Exercise directions -
Quote the records in full and leave their pictures out.

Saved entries
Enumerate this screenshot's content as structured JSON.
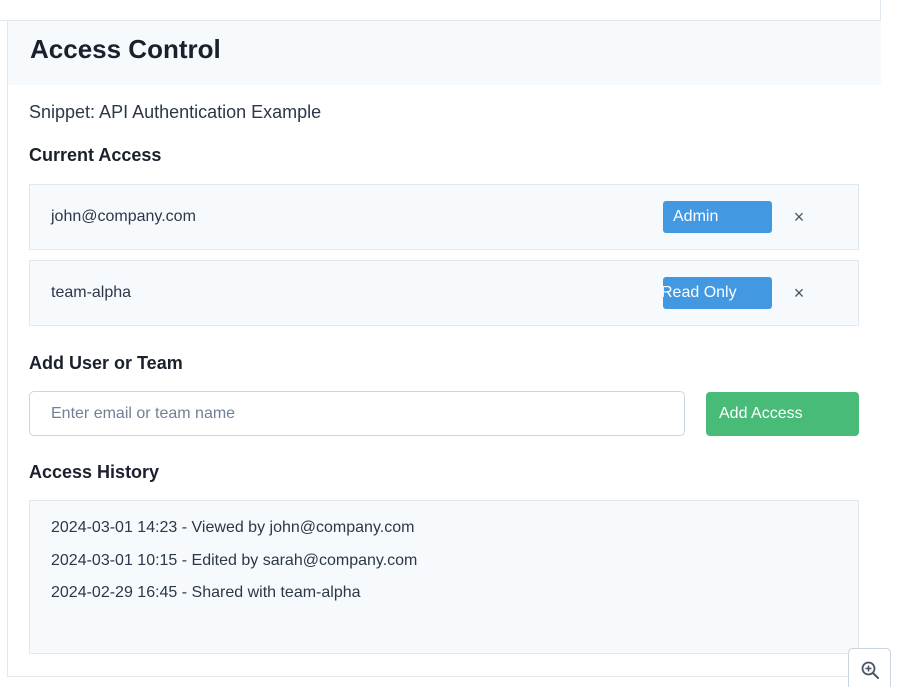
{
  "header": {
    "title": "Access Control"
  },
  "snippet": {
    "label": "Snippet: API Authentication Example"
  },
  "current_access": {
    "heading": "Current Access",
    "entries": [
      {
        "name": "john@company.com",
        "role": "Admin",
        "remove": "×"
      },
      {
        "name": "team-alpha",
        "role": "Read Only",
        "remove": "×"
      }
    ]
  },
  "add_section": {
    "heading": "Add User or Team",
    "input_placeholder": "Enter email or team name",
    "input_value": "",
    "button_label": "Add Access"
  },
  "history": {
    "heading": "Access History",
    "items": [
      "2024-03-01 14:23 - Viewed by john@company.com",
      "2024-03-01 10:15 - Edited by sarah@company.com",
      "2024-02-29 16:45 - Shared with team-alpha"
    ]
  },
  "icons": {
    "remove": "close-icon",
    "zoom": "zoom-in-icon"
  },
  "colors": {
    "role_badge": "#4299e1",
    "add_button": "#48bb78",
    "panel_bg": "#f7fafc"
  }
}
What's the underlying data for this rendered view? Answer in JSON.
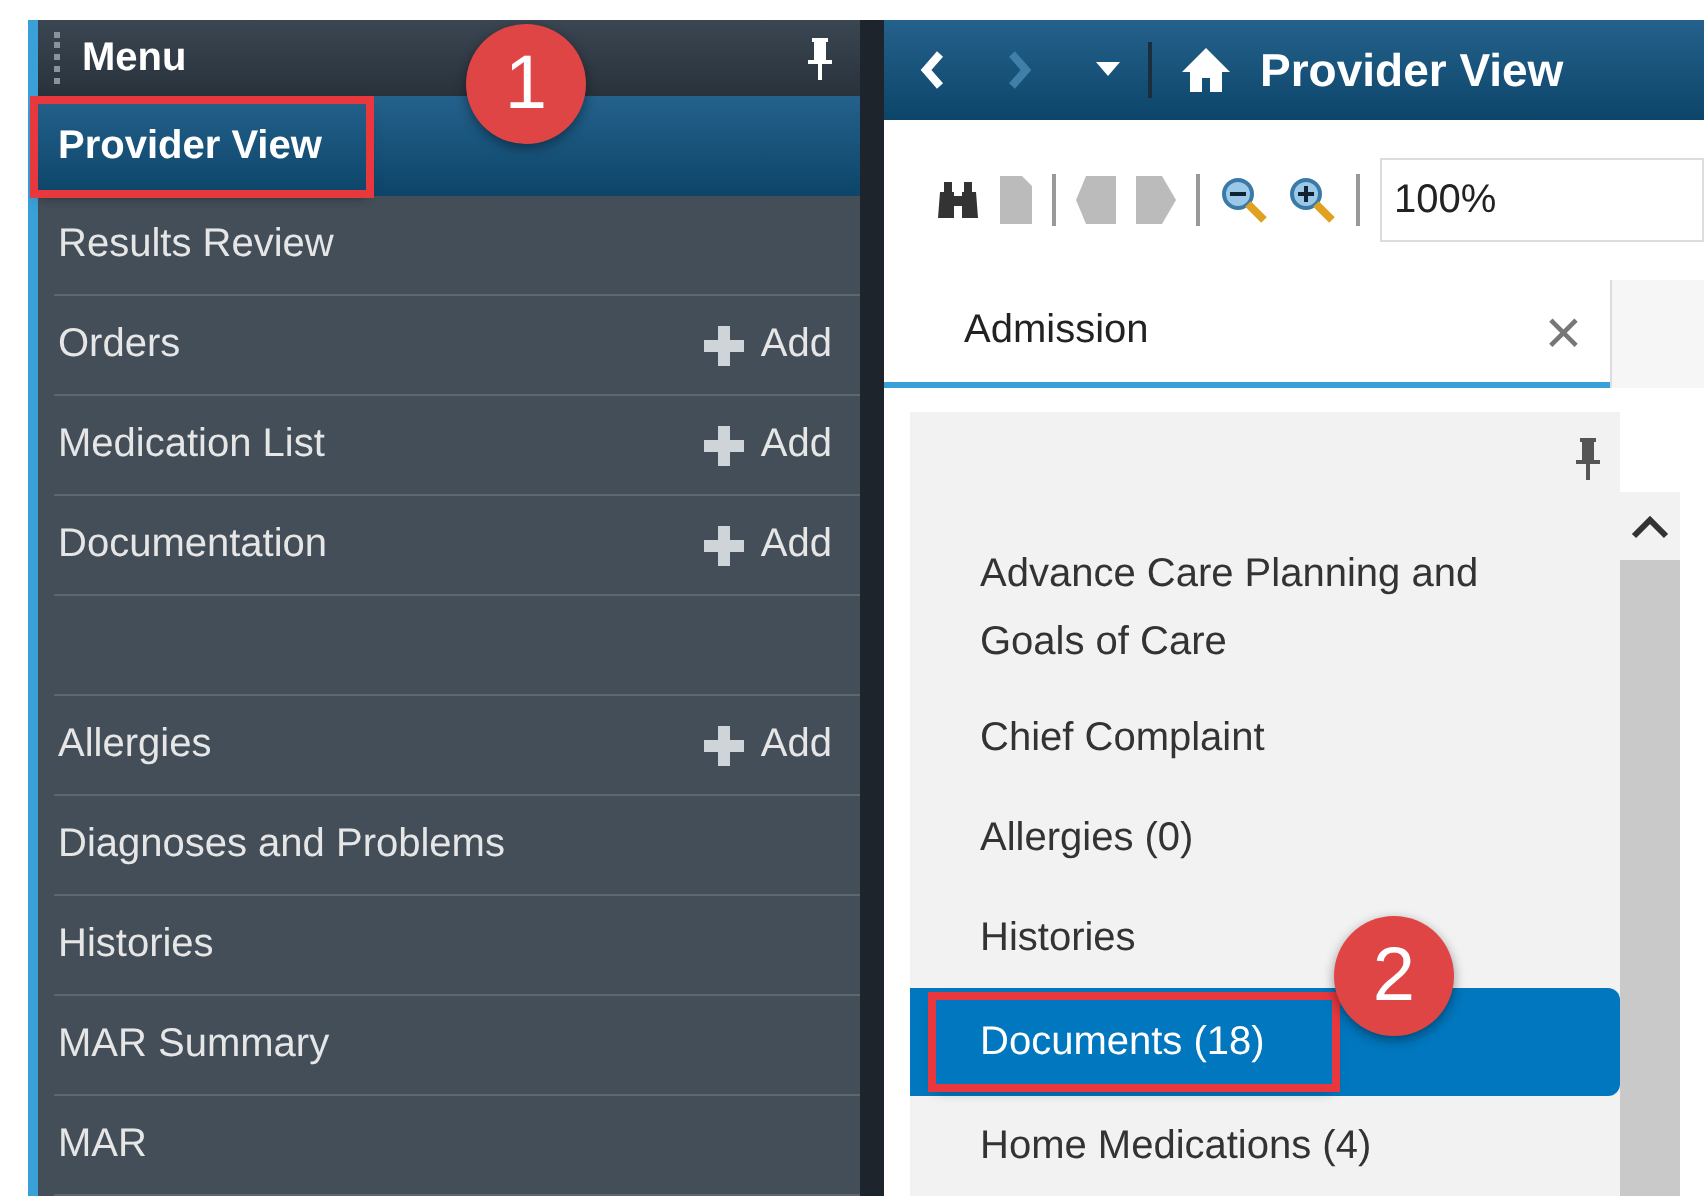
{
  "menu": {
    "title": "Menu",
    "items": [
      {
        "kind": "item",
        "label": "Provider View",
        "selected": true,
        "highlighted": true,
        "callout": "1"
      },
      {
        "kind": "item",
        "label": "Results Review",
        "selected": false
      },
      {
        "kind": "item",
        "label": "Orders",
        "selected": false,
        "add": "Add"
      },
      {
        "kind": "item",
        "label": "Medication List",
        "selected": false,
        "add": "Add"
      },
      {
        "kind": "item",
        "label": "Documentation",
        "selected": false,
        "add": "Add"
      },
      {
        "kind": "spacer"
      },
      {
        "kind": "item",
        "label": "Allergies",
        "selected": false,
        "add": "Add"
      },
      {
        "kind": "item",
        "label": "Diagnoses and Problems",
        "selected": false
      },
      {
        "kind": "item",
        "label": "Histories",
        "selected": false
      },
      {
        "kind": "item",
        "label": "MAR Summary",
        "selected": false
      },
      {
        "kind": "item",
        "label": "MAR",
        "selected": false
      }
    ]
  },
  "view": {
    "title": "Provider View",
    "zoom": "100%",
    "tabs": [
      {
        "label": "Admission",
        "selected": true,
        "close": "×"
      }
    ],
    "sections": [
      {
        "label": "Advance Care Planning and Goals of Care",
        "selected": false
      },
      {
        "label": "Chief Complaint",
        "selected": false
      },
      {
        "label": "Allergies (0)",
        "selected": false
      },
      {
        "label": "Histories",
        "selected": false
      },
      {
        "label": "Documents (18)",
        "selected": true,
        "highlighted": true,
        "callout": "2"
      },
      {
        "label": "Home Medications (4)",
        "selected": false
      }
    ]
  }
}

Output of the task -
Enumerate this screenshot's content as structured JSON.
{
  "header": {
    "title": "Access Control"
  },
  "snippet": {
    "label": "Snippet: API Authentication Example"
  },
  "current_access": {
    "heading": "Current Access",
    "entries": [
      {
        "name": "john@company.com",
        "role": "Admin",
        "remove": "×"
      },
      {
        "name": "team-alpha",
        "role": "Read Only",
        "remove": "×"
      }
    ]
  },
  "add_section": {
    "heading": "Add User or Team",
    "input_placeholder": "Enter email or team name",
    "input_value": "",
    "button_label": "Add Access"
  },
  "history": {
    "heading": "Access History",
    "items": [
      "2024-03-01 14:23 - Viewed by john@company.com",
      "2024-03-01 10:15 - Edited by sarah@company.com",
      "2024-02-29 16:45 - Shared with team-alpha"
    ]
  },
  "icons": {
    "remove": "close-icon",
    "zoom": "zoom-in-icon"
  },
  "colors": {
    "role_badge": "#4299e1",
    "add_button": "#48bb78",
    "panel_bg": "#f7fafc"
  }
}
What's the underlying data for this rendered view? Answer in JSON.
{
  "menu": {
    "title": "Menu",
    "items": [
      {
        "kind": "item",
        "label": "Provider View",
        "selected": true,
        "highlighted": true,
        "callout": "1"
      },
      {
        "kind": "item",
        "label": "Results Review",
        "selected": false
      },
      {
        "kind": "item",
        "label": "Orders",
        "selected": false,
        "add": "Add"
      },
      {
        "kind": "item",
        "label": "Medication List",
        "selected": false,
        "add": "Add"
      },
      {
        "kind": "item",
        "label": "Documentation",
        "selected": false,
        "add": "Add"
      },
      {
        "kind": "spacer"
      },
      {
        "kind": "item",
        "label": "Allergies",
        "selected": false,
        "add": "Add"
      },
      {
        "kind": "item",
        "label": "Diagnoses and Problems",
        "selected": false
      },
      {
        "kind": "item",
        "label": "Histories",
        "selected": false
      },
      {
        "kind": "item",
        "label": "MAR Summary",
        "selected": false
      },
      {
        "kind": "item",
        "label": "MAR",
        "selected": false
      }
    ]
  },
  "view": {
    "title": "Provider View",
    "zoom": "100%",
    "tabs": [
      {
        "label": "Admission",
        "selected": true,
        "close": "×"
      }
    ],
    "sections": [
      {
        "label": "Advance Care Planning and Goals of Care",
        "selected": false
      },
      {
        "label": "Chief Complaint",
        "selected": false
      },
      {
        "label": "Allergies (0)",
        "selected": false
      },
      {
        "label": "Histories",
        "selected": false
      },
      {
        "label": "Documents (18)",
        "selected": true,
        "highlighted": true,
        "callout": "2"
      },
      {
        "label": "Home Medications (4)",
        "selected": false
      }
    ]
  }
}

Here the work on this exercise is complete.